__Task item__:
A complete answer includes every line below with the word "name".

__Items from an interface collection__:
——————————
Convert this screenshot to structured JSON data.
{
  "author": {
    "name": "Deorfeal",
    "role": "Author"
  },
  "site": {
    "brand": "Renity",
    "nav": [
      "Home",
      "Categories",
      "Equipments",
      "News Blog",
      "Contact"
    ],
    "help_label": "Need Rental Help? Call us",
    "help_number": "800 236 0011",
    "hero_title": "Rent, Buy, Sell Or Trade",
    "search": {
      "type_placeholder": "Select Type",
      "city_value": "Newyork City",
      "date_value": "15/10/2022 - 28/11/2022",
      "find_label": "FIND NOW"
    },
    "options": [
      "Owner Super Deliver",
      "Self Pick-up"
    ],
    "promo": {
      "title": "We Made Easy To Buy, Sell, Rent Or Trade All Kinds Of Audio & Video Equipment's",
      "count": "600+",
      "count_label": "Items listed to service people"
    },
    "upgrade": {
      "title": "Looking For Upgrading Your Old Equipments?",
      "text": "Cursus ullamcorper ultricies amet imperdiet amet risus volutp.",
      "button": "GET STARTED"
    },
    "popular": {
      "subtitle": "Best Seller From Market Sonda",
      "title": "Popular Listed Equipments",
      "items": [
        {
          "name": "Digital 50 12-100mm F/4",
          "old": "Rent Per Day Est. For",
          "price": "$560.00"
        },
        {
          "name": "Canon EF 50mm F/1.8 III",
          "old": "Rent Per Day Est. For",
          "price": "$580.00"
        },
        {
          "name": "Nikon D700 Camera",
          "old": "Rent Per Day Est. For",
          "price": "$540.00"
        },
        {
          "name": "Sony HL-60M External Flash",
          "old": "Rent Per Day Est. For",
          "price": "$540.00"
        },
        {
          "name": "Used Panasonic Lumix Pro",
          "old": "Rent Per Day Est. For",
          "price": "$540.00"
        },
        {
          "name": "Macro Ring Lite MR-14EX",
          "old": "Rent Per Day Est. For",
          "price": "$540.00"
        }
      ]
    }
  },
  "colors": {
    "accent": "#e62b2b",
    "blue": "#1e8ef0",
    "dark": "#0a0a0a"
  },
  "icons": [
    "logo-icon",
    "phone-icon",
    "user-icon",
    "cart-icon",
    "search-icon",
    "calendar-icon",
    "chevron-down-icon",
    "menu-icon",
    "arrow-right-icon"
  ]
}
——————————
__Exercise output__:
    "name": "Deorfeal",
          "name": "Digital 50 12-100mm F/4",
          "name": "Canon EF 50mm F/1.8 III",
          "name": "Nikon D700 Camera",
          "name": "Sony HL-60M External Flash",
          "name": "Used Panasonic Lumix Pro",
          "name": "Macro Ring Lite MR-14EX",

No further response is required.